Several other African American men were turned away at the door. Chapman et al.) to the Democratic Party's ruling that only white men could vote in the Democratic primary was successful.
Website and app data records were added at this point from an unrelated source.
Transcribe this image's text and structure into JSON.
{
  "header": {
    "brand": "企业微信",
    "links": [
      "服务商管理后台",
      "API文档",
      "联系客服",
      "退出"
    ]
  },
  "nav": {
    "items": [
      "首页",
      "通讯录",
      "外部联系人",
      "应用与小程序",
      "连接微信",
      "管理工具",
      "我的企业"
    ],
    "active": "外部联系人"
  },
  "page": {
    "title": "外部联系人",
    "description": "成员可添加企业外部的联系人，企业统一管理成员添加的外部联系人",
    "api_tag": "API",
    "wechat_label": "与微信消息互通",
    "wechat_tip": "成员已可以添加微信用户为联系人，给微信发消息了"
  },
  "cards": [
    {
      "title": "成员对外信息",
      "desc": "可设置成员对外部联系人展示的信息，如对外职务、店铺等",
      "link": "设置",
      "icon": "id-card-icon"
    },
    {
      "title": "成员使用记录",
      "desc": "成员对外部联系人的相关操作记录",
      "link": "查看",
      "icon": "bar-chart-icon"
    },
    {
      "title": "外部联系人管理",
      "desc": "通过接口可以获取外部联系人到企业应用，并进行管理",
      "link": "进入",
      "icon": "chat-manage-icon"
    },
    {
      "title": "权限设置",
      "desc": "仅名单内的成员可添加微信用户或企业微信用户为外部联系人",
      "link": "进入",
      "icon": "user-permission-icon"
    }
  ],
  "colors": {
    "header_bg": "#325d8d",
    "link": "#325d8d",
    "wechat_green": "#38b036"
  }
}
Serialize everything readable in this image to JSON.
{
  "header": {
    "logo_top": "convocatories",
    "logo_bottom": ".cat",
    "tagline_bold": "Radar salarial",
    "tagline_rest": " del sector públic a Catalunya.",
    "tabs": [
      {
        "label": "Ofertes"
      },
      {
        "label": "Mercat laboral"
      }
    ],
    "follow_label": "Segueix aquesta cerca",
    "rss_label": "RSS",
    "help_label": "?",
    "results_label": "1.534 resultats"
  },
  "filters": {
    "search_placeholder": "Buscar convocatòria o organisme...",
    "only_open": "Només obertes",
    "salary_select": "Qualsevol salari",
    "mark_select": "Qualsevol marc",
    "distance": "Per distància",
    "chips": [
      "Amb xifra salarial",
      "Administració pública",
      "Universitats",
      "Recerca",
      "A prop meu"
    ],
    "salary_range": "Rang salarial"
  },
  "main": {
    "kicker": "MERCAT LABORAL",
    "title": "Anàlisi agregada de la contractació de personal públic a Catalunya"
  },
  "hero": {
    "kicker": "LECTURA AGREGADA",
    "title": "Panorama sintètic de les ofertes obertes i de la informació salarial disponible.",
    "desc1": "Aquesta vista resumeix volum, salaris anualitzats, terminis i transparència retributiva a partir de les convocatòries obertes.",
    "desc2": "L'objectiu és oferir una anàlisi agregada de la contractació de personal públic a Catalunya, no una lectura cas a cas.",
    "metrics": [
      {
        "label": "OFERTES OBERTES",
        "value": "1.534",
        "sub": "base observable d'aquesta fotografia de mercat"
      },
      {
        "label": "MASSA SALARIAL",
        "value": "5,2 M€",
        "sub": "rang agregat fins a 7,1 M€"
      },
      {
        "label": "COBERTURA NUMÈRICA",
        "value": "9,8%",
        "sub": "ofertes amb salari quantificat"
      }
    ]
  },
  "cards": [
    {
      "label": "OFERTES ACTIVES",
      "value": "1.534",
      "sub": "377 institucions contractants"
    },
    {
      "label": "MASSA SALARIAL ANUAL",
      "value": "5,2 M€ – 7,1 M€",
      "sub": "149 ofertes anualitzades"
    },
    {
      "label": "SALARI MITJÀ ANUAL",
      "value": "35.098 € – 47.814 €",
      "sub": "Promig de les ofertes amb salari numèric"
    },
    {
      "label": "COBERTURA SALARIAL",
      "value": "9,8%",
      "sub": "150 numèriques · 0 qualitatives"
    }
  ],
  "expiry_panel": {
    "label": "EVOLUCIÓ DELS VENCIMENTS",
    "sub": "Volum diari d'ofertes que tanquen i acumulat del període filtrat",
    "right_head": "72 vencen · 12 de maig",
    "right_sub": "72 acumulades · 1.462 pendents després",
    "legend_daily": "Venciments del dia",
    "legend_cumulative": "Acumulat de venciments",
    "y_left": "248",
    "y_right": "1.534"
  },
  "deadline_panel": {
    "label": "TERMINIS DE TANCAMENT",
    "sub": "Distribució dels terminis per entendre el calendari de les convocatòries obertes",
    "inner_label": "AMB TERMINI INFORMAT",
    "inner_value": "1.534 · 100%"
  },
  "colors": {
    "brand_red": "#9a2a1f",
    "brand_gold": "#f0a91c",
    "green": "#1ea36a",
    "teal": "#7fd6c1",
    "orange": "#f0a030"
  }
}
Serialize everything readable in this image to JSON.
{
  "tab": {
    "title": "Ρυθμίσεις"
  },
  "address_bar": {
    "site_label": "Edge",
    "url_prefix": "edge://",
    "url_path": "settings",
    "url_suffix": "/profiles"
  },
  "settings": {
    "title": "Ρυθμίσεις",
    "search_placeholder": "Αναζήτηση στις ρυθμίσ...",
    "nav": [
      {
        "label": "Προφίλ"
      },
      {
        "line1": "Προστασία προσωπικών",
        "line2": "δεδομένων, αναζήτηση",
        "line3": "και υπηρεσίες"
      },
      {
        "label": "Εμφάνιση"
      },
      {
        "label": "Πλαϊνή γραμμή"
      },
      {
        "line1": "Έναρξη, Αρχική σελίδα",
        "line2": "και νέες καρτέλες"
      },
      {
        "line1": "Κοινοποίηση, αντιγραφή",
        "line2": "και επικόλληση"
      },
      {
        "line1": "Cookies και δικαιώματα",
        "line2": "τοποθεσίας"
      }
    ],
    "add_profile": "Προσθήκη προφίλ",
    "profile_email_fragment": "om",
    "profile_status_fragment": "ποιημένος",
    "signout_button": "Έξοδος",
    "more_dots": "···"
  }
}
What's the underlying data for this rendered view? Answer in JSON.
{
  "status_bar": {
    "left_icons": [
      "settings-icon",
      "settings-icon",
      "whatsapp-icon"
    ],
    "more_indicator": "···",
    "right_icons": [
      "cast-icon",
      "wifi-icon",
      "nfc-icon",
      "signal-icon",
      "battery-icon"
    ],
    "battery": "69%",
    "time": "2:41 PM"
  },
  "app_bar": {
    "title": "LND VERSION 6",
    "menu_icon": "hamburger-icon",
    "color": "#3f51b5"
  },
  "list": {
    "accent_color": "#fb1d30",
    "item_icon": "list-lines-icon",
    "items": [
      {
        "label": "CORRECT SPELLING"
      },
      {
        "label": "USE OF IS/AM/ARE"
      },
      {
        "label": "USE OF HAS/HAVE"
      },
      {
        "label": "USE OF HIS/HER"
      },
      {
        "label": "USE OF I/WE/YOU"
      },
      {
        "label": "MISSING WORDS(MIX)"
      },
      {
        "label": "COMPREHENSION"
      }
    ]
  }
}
In response, black registration across the state rose from a negligible number to some 125,000 within a few months—by far the highest registration total in any southern state.At a state level, black leaders confidently sought to prevent the notorious white supremacist Eugene Talmadge from being elected governor for the fourth time.In his campaign speeches, Talmadge asserted that "the election tomorrow is a question of white supremacy." Talmadge won the 1946 election through a combination of violence, fraud, and the vagaries of Georgia's county unit election system.American South was one of the most significant and successful social movements in the modern world.Black Georgians formed part of this southern movement for full civil rights and the wider national struggle for racial equality.
Community leaders in Savannah and Atlanta protested the segregation of public transport at the turn of the century, and individual and community acts of resistance to white domination abounded across the state even during the height of lynching and repression.